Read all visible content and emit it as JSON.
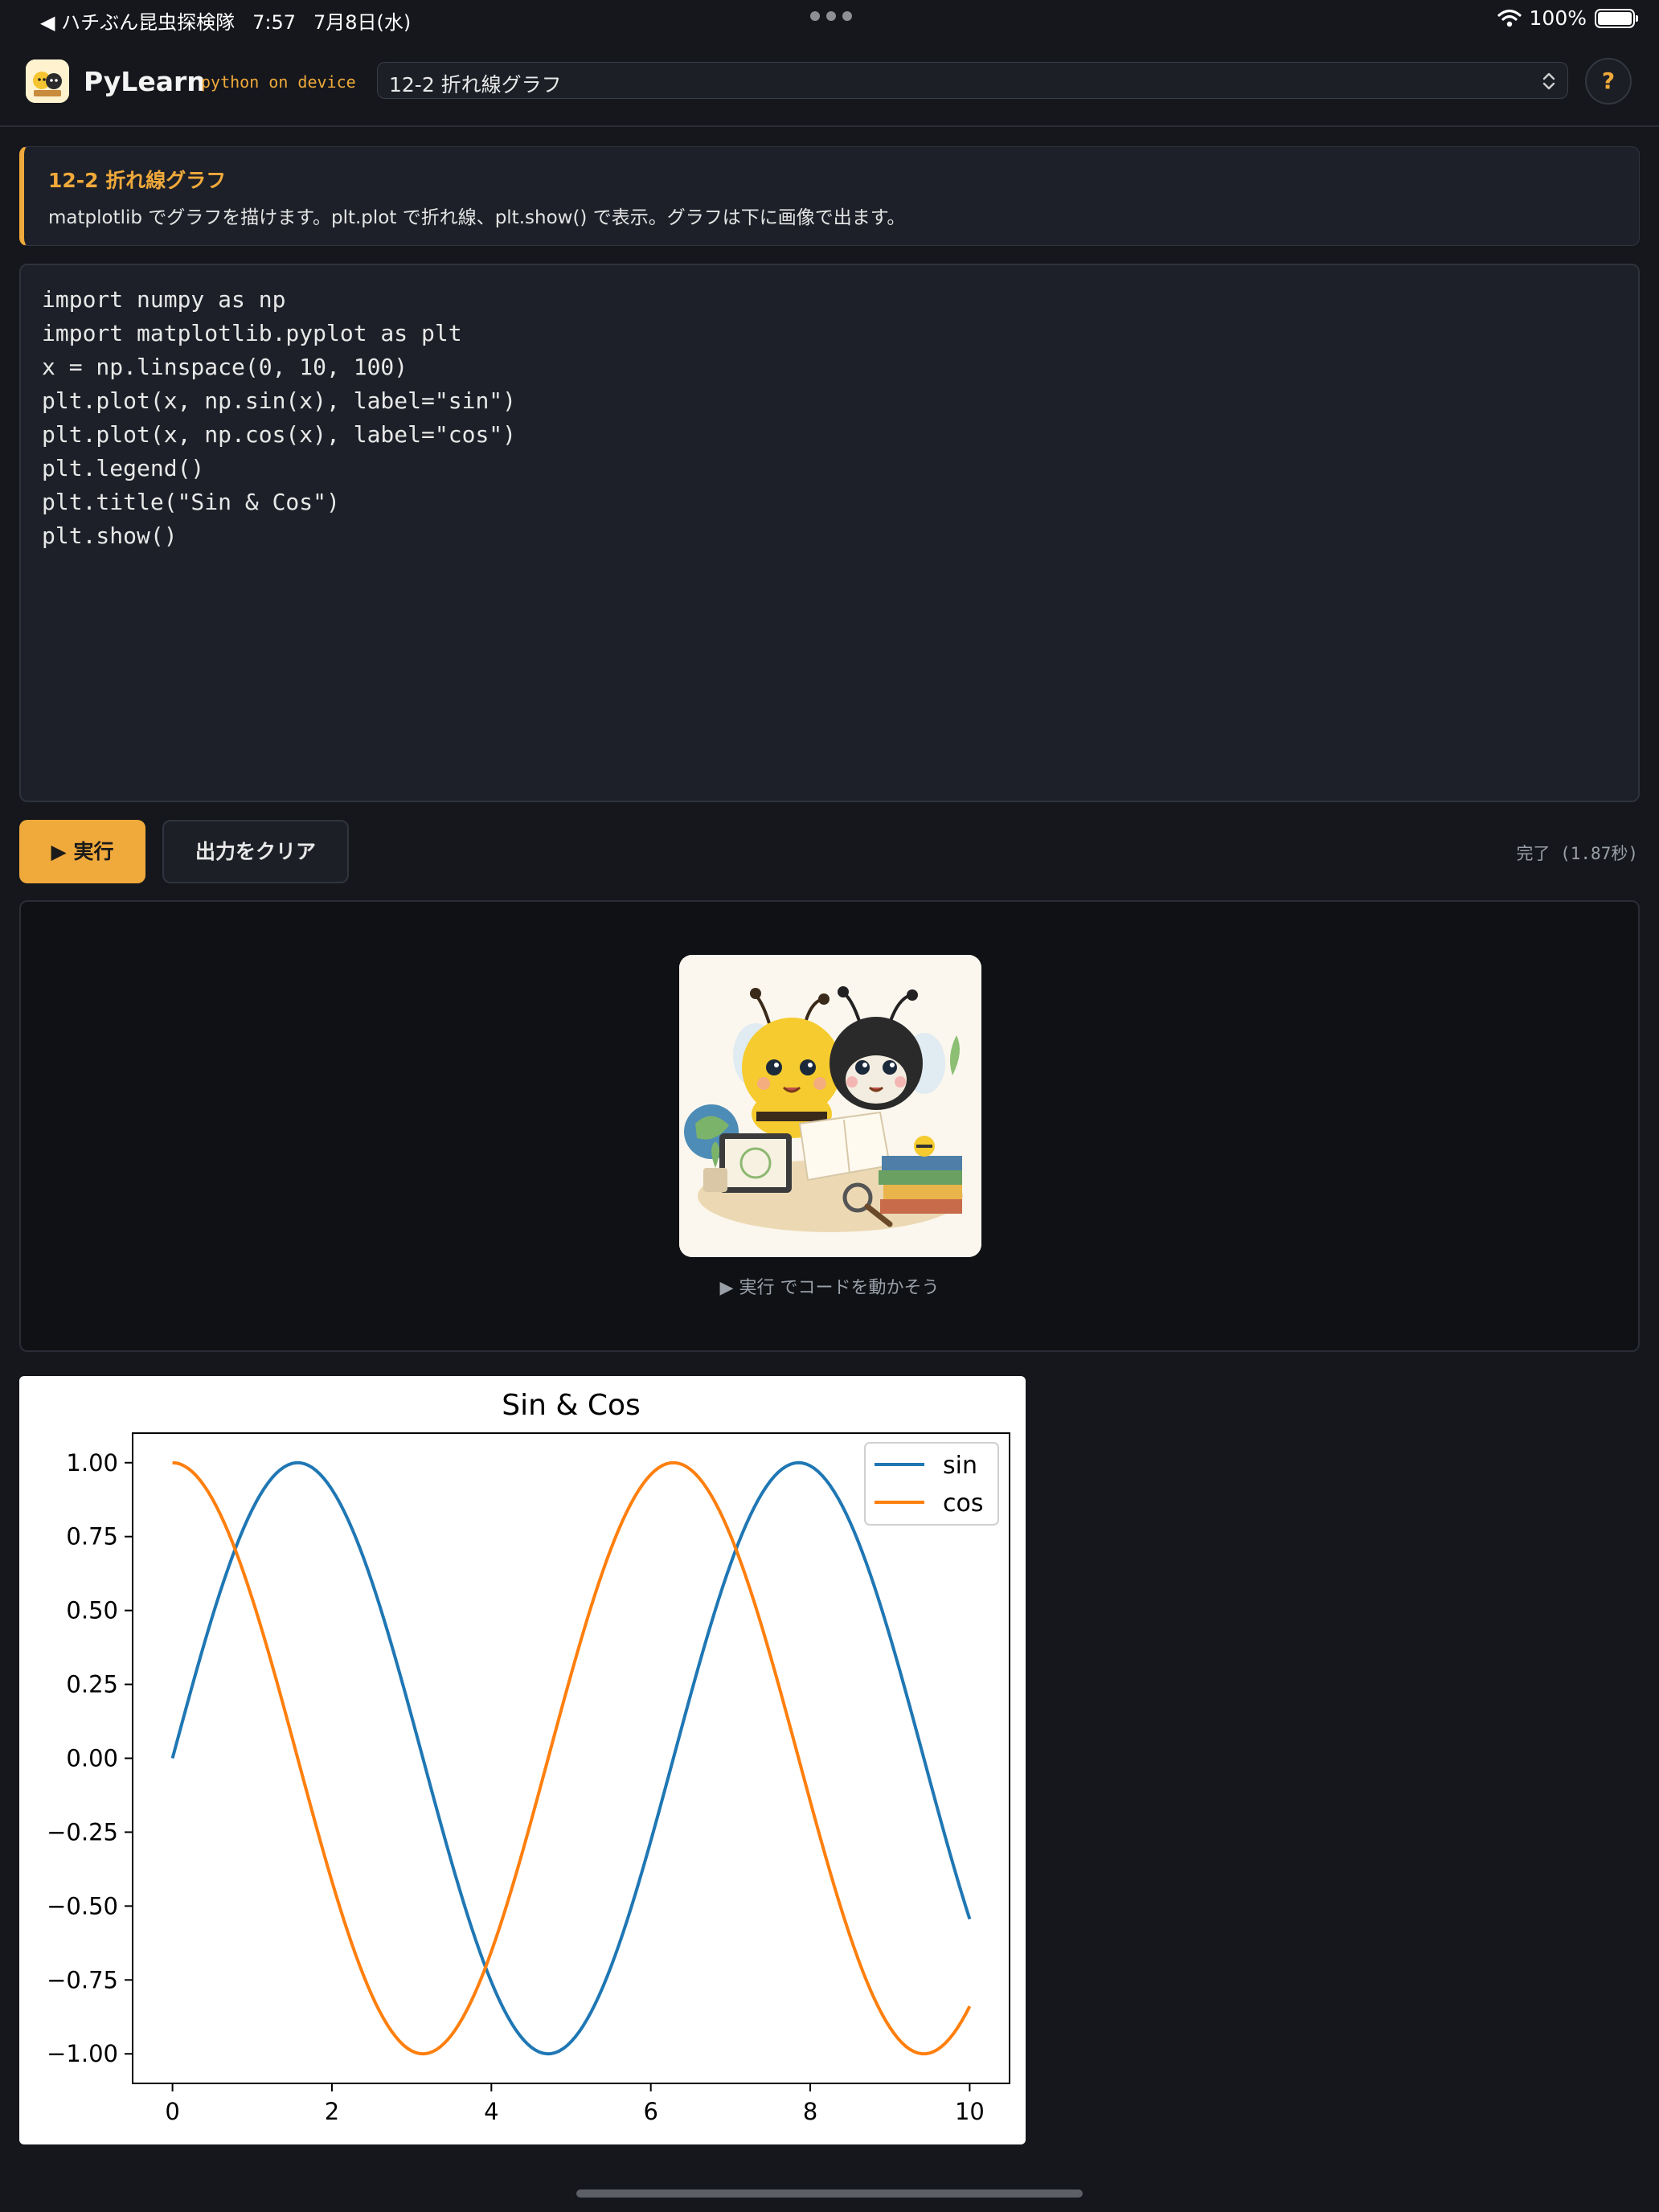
{
  "status_bar": {
    "back_app": "◀ ハチぶん昆虫探検隊",
    "time": "7:57",
    "date": "7月8日(水)",
    "battery": "100%"
  },
  "header": {
    "app_name": "PyLearn",
    "tagline": "python on device",
    "lesson_selected": "12-2 折れ線グラフ",
    "help_label": "?"
  },
  "lesson": {
    "title": "12-2 折れ線グラフ",
    "description": "matplotlib でグラフを描けます。plt.plot で折れ線、plt.show() で表示。グラフは下に画像で出ます。"
  },
  "editor": {
    "lines": [
      "import numpy as np",
      "import matplotlib.pyplot as plt",
      "x = np.linspace(0, 10, 100)",
      "plt.plot(x, np.sin(x), label=\"sin\")",
      "plt.plot(x, np.cos(x), label=\"cos\")",
      "plt.legend()",
      "plt.title(\"Sin & Cos\")",
      "plt.show()"
    ]
  },
  "actions": {
    "run_label": "▶ 実行",
    "clear_label": "出力をクリア",
    "status": "完了 (1.87秒)"
  },
  "output": {
    "hint": "▶ 実行 でコードを動かそう"
  },
  "chart_data": {
    "type": "line",
    "title": "Sin & Cos",
    "xlabel": "",
    "ylabel": "",
    "xlim": [
      -0.5,
      10.5
    ],
    "ylim": [
      -1.1,
      1.1
    ],
    "x_ticks": [
      0,
      2,
      4,
      6,
      8,
      10
    ],
    "y_ticks": [
      1.0,
      0.75,
      0.5,
      0.25,
      0.0,
      -0.25,
      -0.5,
      -0.75,
      -1.0
    ],
    "y_tick_labels": [
      "1.00",
      "0.75",
      "0.50",
      "0.25",
      "0.00",
      "−0.25",
      "−0.50",
      "−0.75",
      "−1.00"
    ],
    "x_tick_labels": [
      "0",
      "2",
      "4",
      "6",
      "8",
      "10"
    ],
    "legend_position": "top-right",
    "grid": false,
    "series": [
      {
        "name": "sin",
        "color": "#1f77b4",
        "x": [
          0,
          0.5,
          1,
          1.5,
          2,
          2.5,
          3,
          3.5,
          4,
          4.5,
          5,
          5.5,
          6,
          6.5,
          7,
          7.5,
          8,
          8.5,
          9,
          9.5,
          10
        ],
        "y": [
          0,
          0.479,
          0.841,
          0.997,
          0.909,
          0.598,
          0.141,
          -0.351,
          -0.757,
          -0.978,
          -0.959,
          -0.706,
          -0.279,
          0.215,
          0.657,
          0.938,
          0.989,
          0.798,
          0.412,
          -0.075,
          -0.544
        ]
      },
      {
        "name": "cos",
        "color": "#ff7f0e",
        "x": [
          0,
          0.5,
          1,
          1.5,
          2,
          2.5,
          3,
          3.5,
          4,
          4.5,
          5,
          5.5,
          6,
          6.5,
          7,
          7.5,
          8,
          8.5,
          9,
          9.5,
          10
        ],
        "y": [
          1,
          0.878,
          0.54,
          0.071,
          -0.416,
          -0.801,
          -0.99,
          -0.936,
          -0.654,
          -0.211,
          0.284,
          0.709,
          0.96,
          0.977,
          0.754,
          0.347,
          -0.146,
          -0.602,
          -0.911,
          -0.997,
          -0.839
        ]
      }
    ]
  }
}
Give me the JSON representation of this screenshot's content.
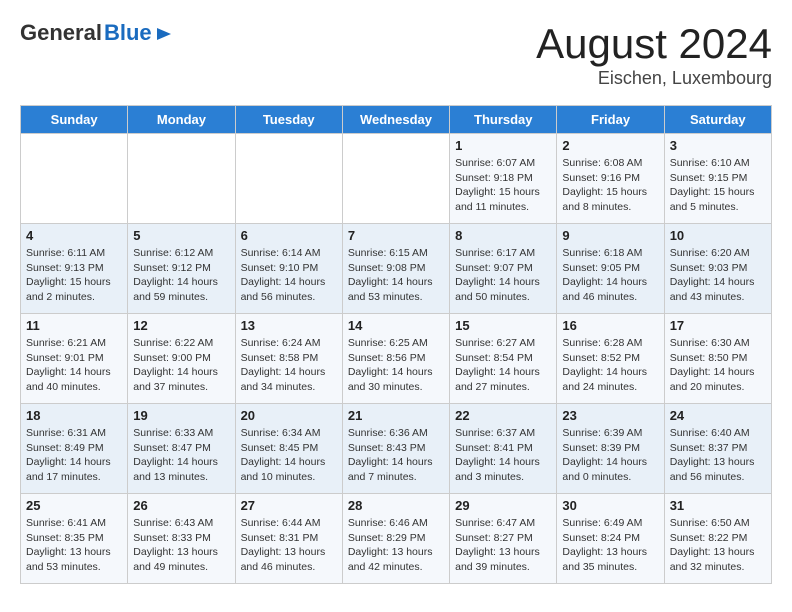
{
  "logo": {
    "general": "General",
    "blue": "Blue"
  },
  "title": "August 2024",
  "subtitle": "Eischen, Luxembourg",
  "days_of_week": [
    "Sunday",
    "Monday",
    "Tuesday",
    "Wednesday",
    "Thursday",
    "Friday",
    "Saturday"
  ],
  "weeks": [
    [
      {
        "day": "",
        "info": ""
      },
      {
        "day": "",
        "info": ""
      },
      {
        "day": "",
        "info": ""
      },
      {
        "day": "",
        "info": ""
      },
      {
        "day": "1",
        "info": "Sunrise: 6:07 AM\nSunset: 9:18 PM\nDaylight: 15 hours and 11 minutes."
      },
      {
        "day": "2",
        "info": "Sunrise: 6:08 AM\nSunset: 9:16 PM\nDaylight: 15 hours and 8 minutes."
      },
      {
        "day": "3",
        "info": "Sunrise: 6:10 AM\nSunset: 9:15 PM\nDaylight: 15 hours and 5 minutes."
      }
    ],
    [
      {
        "day": "4",
        "info": "Sunrise: 6:11 AM\nSunset: 9:13 PM\nDaylight: 15 hours and 2 minutes."
      },
      {
        "day": "5",
        "info": "Sunrise: 6:12 AM\nSunset: 9:12 PM\nDaylight: 14 hours and 59 minutes."
      },
      {
        "day": "6",
        "info": "Sunrise: 6:14 AM\nSunset: 9:10 PM\nDaylight: 14 hours and 56 minutes."
      },
      {
        "day": "7",
        "info": "Sunrise: 6:15 AM\nSunset: 9:08 PM\nDaylight: 14 hours and 53 minutes."
      },
      {
        "day": "8",
        "info": "Sunrise: 6:17 AM\nSunset: 9:07 PM\nDaylight: 14 hours and 50 minutes."
      },
      {
        "day": "9",
        "info": "Sunrise: 6:18 AM\nSunset: 9:05 PM\nDaylight: 14 hours and 46 minutes."
      },
      {
        "day": "10",
        "info": "Sunrise: 6:20 AM\nSunset: 9:03 PM\nDaylight: 14 hours and 43 minutes."
      }
    ],
    [
      {
        "day": "11",
        "info": "Sunrise: 6:21 AM\nSunset: 9:01 PM\nDaylight: 14 hours and 40 minutes."
      },
      {
        "day": "12",
        "info": "Sunrise: 6:22 AM\nSunset: 9:00 PM\nDaylight: 14 hours and 37 minutes."
      },
      {
        "day": "13",
        "info": "Sunrise: 6:24 AM\nSunset: 8:58 PM\nDaylight: 14 hours and 34 minutes."
      },
      {
        "day": "14",
        "info": "Sunrise: 6:25 AM\nSunset: 8:56 PM\nDaylight: 14 hours and 30 minutes."
      },
      {
        "day": "15",
        "info": "Sunrise: 6:27 AM\nSunset: 8:54 PM\nDaylight: 14 hours and 27 minutes."
      },
      {
        "day": "16",
        "info": "Sunrise: 6:28 AM\nSunset: 8:52 PM\nDaylight: 14 hours and 24 minutes."
      },
      {
        "day": "17",
        "info": "Sunrise: 6:30 AM\nSunset: 8:50 PM\nDaylight: 14 hours and 20 minutes."
      }
    ],
    [
      {
        "day": "18",
        "info": "Sunrise: 6:31 AM\nSunset: 8:49 PM\nDaylight: 14 hours and 17 minutes."
      },
      {
        "day": "19",
        "info": "Sunrise: 6:33 AM\nSunset: 8:47 PM\nDaylight: 14 hours and 13 minutes."
      },
      {
        "day": "20",
        "info": "Sunrise: 6:34 AM\nSunset: 8:45 PM\nDaylight: 14 hours and 10 minutes."
      },
      {
        "day": "21",
        "info": "Sunrise: 6:36 AM\nSunset: 8:43 PM\nDaylight: 14 hours and 7 minutes."
      },
      {
        "day": "22",
        "info": "Sunrise: 6:37 AM\nSunset: 8:41 PM\nDaylight: 14 hours and 3 minutes."
      },
      {
        "day": "23",
        "info": "Sunrise: 6:39 AM\nSunset: 8:39 PM\nDaylight: 14 hours and 0 minutes."
      },
      {
        "day": "24",
        "info": "Sunrise: 6:40 AM\nSunset: 8:37 PM\nDaylight: 13 hours and 56 minutes."
      }
    ],
    [
      {
        "day": "25",
        "info": "Sunrise: 6:41 AM\nSunset: 8:35 PM\nDaylight: 13 hours and 53 minutes."
      },
      {
        "day": "26",
        "info": "Sunrise: 6:43 AM\nSunset: 8:33 PM\nDaylight: 13 hours and 49 minutes."
      },
      {
        "day": "27",
        "info": "Sunrise: 6:44 AM\nSunset: 8:31 PM\nDaylight: 13 hours and 46 minutes."
      },
      {
        "day": "28",
        "info": "Sunrise: 6:46 AM\nSunset: 8:29 PM\nDaylight: 13 hours and 42 minutes."
      },
      {
        "day": "29",
        "info": "Sunrise: 6:47 AM\nSunset: 8:27 PM\nDaylight: 13 hours and 39 minutes."
      },
      {
        "day": "30",
        "info": "Sunrise: 6:49 AM\nSunset: 8:24 PM\nDaylight: 13 hours and 35 minutes."
      },
      {
        "day": "31",
        "info": "Sunrise: 6:50 AM\nSunset: 8:22 PM\nDaylight: 13 hours and 32 minutes."
      }
    ]
  ]
}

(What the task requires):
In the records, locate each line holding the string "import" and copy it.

(Output for this exercise):
      "import numpy as np",
      "import matplotlib.pyplot as plt",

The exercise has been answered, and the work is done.